Yes, we've read this as well. I've personally tried it in the sun as a preliminary "test." I was working in the yard one morning and I applied it to one shoulder, and then nothing on the other. It seemed like the shoulder with the raspberry seed oil was more burned than the other. So, don't know if maybe it rubbed off or if perhaps its spf properties are exaggerated or untrue. I did try it on my face another time and it did seem to work a little there...but it's hard to say one way or another without actually sending it out for spf testing in a lab setting.

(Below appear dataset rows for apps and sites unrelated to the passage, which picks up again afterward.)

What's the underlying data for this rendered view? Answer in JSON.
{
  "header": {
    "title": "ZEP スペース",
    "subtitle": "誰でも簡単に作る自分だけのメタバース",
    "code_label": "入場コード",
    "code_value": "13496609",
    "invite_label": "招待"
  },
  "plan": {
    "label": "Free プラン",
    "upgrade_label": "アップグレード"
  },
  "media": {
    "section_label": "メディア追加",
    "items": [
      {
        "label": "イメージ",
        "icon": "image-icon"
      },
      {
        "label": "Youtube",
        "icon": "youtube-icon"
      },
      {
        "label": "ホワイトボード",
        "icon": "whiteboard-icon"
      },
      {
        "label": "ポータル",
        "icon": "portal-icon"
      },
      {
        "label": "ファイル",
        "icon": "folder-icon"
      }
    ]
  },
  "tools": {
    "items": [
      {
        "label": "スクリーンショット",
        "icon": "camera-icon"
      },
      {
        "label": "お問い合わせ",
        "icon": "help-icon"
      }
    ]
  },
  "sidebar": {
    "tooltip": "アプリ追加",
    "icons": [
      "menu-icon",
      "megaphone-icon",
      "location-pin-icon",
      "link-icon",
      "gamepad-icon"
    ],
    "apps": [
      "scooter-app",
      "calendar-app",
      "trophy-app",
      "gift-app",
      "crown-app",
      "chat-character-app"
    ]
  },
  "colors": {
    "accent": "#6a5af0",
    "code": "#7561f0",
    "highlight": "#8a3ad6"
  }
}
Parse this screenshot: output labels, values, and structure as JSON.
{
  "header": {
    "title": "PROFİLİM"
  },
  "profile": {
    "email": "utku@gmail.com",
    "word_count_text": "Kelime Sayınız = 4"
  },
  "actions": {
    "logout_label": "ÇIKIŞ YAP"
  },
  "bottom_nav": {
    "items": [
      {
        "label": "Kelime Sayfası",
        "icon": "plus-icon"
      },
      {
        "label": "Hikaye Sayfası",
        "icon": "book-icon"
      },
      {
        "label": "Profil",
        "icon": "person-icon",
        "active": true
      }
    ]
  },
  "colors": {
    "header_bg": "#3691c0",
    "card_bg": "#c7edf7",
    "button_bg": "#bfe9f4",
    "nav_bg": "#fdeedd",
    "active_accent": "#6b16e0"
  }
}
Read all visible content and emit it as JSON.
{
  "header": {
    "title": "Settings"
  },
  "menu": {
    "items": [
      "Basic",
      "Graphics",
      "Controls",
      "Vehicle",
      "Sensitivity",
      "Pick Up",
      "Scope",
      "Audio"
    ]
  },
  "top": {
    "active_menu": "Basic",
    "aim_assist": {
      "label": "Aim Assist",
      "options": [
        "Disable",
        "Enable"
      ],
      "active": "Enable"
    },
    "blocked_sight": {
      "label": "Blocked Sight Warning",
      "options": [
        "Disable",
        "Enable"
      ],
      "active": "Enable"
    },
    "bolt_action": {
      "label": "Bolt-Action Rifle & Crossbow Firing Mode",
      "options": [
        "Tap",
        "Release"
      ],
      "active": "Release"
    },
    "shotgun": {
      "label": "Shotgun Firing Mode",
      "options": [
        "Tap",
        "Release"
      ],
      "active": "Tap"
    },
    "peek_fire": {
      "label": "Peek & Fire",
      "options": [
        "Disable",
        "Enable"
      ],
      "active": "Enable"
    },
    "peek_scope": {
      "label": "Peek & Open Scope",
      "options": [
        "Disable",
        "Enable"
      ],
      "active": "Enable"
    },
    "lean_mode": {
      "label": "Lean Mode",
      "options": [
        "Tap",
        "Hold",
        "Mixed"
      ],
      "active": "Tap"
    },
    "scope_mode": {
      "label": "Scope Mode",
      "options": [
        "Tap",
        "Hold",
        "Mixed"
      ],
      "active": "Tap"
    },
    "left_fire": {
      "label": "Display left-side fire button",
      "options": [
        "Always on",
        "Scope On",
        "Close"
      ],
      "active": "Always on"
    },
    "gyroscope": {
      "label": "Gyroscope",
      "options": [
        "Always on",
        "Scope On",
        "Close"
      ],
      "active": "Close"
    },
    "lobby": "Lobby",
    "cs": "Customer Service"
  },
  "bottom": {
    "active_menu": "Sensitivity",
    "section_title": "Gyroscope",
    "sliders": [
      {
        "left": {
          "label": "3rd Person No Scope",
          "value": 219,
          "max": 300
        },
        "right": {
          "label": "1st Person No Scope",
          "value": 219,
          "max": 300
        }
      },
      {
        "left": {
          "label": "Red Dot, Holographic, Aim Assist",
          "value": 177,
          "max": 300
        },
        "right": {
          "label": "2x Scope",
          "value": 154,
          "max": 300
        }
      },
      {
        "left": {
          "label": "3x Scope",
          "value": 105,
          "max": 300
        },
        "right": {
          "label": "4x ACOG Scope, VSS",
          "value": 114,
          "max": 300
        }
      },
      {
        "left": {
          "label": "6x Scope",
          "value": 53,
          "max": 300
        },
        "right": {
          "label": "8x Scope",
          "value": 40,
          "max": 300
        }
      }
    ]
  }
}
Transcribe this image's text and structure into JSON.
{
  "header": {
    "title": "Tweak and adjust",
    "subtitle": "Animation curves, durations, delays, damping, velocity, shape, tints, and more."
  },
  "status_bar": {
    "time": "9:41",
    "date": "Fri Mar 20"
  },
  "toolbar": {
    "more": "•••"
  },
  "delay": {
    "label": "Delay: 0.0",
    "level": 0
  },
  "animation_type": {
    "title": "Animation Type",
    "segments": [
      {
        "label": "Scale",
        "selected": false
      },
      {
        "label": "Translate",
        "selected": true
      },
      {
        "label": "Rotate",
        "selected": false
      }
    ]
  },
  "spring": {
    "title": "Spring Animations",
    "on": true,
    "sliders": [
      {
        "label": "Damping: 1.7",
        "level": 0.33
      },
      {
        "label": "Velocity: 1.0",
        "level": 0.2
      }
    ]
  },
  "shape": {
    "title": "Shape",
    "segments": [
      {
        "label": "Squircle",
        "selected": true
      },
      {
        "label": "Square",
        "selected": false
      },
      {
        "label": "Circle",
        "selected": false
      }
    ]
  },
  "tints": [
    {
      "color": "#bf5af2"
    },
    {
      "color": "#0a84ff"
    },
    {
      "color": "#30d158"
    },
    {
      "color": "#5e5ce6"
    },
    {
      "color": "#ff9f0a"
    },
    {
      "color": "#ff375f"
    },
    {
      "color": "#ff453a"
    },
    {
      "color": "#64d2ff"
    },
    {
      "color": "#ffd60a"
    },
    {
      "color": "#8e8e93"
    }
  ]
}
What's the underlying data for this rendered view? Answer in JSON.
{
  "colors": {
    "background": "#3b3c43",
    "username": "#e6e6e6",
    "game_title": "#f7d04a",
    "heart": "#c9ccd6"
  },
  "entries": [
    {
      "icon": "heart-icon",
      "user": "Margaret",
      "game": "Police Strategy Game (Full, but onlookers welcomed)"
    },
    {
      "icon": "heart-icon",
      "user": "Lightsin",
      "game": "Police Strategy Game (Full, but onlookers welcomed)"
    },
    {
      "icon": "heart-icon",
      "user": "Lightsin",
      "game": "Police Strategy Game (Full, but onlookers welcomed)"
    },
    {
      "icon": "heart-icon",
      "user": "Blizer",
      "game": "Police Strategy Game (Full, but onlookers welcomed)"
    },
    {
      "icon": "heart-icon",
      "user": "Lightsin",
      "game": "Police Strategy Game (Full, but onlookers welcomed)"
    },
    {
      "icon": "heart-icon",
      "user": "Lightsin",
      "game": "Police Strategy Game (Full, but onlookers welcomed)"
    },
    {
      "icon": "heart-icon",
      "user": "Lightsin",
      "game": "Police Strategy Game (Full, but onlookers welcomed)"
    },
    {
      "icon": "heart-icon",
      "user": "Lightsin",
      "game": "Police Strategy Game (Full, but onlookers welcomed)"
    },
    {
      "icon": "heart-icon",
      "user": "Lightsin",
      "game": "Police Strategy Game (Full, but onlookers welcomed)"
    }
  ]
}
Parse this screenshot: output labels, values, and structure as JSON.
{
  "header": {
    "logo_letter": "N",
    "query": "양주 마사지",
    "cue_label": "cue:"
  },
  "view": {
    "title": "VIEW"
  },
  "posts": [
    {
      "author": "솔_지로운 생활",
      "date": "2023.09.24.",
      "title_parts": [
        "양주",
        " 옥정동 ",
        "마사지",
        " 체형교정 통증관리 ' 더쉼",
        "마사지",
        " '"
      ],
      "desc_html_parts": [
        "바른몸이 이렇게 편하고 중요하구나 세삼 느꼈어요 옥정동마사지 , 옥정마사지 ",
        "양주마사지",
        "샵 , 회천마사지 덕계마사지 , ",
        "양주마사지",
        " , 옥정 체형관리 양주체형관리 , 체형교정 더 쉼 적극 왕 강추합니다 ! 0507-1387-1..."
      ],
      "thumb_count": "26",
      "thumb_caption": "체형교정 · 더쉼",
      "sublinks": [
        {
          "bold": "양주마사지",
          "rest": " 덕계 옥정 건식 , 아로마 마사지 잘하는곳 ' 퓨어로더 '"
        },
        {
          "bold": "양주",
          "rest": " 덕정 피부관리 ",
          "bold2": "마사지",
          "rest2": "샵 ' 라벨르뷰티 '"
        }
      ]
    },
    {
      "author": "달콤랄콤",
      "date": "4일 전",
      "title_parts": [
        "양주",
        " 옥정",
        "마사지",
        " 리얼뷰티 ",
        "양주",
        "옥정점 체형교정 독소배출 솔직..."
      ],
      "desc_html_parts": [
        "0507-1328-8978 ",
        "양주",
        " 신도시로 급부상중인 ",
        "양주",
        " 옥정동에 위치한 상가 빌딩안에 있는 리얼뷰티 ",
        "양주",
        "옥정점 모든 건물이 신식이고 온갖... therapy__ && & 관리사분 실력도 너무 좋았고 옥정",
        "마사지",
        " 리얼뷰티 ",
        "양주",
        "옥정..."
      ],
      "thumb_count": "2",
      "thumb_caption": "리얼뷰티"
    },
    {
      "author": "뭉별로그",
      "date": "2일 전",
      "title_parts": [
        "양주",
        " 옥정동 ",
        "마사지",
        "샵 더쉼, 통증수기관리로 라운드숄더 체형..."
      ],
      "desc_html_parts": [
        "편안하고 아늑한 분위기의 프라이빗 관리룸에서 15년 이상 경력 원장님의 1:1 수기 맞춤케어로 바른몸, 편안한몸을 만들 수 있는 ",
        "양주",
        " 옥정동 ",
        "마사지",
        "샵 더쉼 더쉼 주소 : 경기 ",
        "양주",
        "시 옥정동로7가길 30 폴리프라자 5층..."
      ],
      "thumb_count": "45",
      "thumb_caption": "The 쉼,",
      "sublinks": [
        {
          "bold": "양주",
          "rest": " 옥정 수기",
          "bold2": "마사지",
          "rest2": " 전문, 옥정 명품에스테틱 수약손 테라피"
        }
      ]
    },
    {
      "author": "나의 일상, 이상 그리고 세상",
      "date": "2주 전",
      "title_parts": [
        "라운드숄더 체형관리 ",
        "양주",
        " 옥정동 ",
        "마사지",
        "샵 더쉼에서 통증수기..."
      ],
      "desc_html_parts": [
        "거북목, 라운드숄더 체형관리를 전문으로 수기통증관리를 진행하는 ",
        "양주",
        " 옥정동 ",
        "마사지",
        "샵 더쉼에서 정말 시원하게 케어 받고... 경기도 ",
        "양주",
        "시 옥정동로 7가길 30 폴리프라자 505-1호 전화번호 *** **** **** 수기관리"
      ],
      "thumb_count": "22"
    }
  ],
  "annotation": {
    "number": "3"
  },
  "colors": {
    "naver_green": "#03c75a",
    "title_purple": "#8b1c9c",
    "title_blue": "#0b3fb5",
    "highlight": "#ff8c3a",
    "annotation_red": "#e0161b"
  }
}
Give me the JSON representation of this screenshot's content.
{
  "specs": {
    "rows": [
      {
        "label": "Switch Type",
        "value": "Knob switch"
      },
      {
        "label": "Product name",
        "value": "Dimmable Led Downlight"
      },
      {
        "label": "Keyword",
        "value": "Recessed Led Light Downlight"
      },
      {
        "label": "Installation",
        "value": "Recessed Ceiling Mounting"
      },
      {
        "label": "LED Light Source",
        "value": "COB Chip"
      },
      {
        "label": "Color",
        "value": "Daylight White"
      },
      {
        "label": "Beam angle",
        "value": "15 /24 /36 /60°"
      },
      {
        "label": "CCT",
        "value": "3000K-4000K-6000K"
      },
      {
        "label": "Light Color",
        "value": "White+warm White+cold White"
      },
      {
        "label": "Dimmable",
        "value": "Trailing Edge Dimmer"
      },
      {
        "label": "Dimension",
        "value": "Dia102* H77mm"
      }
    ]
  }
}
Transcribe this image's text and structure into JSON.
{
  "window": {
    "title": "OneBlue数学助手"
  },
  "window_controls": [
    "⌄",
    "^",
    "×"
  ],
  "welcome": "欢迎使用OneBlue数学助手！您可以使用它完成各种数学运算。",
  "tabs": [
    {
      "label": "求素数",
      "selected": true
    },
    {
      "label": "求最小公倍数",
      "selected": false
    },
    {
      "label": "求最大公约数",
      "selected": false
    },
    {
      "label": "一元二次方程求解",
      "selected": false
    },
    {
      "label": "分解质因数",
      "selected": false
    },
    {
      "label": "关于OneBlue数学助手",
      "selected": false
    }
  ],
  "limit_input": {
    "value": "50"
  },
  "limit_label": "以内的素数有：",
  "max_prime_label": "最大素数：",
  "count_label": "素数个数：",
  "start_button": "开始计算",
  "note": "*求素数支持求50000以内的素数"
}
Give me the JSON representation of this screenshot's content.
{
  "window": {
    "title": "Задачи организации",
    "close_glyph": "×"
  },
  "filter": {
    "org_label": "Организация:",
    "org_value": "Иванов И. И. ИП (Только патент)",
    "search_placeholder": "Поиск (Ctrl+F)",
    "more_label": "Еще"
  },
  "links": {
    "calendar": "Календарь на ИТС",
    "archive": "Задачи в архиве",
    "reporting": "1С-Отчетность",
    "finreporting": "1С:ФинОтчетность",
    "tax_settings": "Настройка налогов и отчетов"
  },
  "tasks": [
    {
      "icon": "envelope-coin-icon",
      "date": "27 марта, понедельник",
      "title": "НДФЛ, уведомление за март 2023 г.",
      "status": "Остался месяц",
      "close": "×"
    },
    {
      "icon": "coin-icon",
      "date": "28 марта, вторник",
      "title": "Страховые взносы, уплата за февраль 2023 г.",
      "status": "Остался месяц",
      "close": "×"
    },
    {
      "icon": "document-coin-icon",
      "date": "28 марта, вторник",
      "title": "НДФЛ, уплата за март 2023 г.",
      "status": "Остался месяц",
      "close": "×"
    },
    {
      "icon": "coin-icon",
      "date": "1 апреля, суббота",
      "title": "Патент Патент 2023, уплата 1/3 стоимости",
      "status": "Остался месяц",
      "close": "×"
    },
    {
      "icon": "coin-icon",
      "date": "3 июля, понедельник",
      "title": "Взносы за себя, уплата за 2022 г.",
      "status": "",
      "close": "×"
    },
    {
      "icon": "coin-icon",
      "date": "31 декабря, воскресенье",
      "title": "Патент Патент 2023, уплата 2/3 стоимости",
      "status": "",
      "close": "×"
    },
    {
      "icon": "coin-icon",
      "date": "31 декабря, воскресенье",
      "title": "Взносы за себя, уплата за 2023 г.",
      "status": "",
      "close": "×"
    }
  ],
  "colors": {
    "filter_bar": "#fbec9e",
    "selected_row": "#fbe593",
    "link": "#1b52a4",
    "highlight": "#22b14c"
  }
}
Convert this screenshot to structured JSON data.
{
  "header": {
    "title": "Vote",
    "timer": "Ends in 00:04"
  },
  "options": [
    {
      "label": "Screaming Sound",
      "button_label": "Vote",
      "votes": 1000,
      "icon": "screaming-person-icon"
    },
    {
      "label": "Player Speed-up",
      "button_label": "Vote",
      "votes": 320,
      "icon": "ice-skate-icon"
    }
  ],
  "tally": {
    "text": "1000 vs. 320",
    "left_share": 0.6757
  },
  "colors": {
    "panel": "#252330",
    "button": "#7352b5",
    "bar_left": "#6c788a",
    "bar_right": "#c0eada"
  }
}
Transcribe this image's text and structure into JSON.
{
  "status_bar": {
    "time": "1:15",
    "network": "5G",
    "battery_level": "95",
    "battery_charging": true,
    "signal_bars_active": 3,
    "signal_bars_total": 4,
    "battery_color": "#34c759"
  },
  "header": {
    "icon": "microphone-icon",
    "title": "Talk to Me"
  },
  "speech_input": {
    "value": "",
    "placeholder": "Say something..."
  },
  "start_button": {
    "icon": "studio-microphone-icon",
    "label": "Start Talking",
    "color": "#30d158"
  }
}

From a legal standpoint, sunscreens are classified as drugs. So, they must have active ingredients that are on the approved list. Raspberry seed oil is not on that approved list, and it takes literally about a million dollars worth of research and legal fees to get an "active" on the approved list. So, even if it does have some kind of spf, it would take the backing of a large company to get it approved...and then to recoup their investment, they would have to sell millions of units of sunscreen to earn their money back. Well...the world's red raspberry seed oil really isn't available in such a quantity, and it's highly expensive, and it really doesn't have a shelf life that large manufacturers consider to be acceptable (they need at least 3 years) so it can't really be used at such a scale that a company would be able to make their money back by getting it approved...so, it continues to be an ingredient with a rumored spf, but that will likely never become an active sunscreen ingredient.
The internet sites that state the spf of red raspberry seed oil are all based on one study done in 2000. I have read the study and it appears to be credible...however, much more needs to be known and studied before any definitive spf can be attributed to the oil.
As for if it's safe as a face and body oil--absolutely! It is very high in antioxidants and is fabulous for your skin.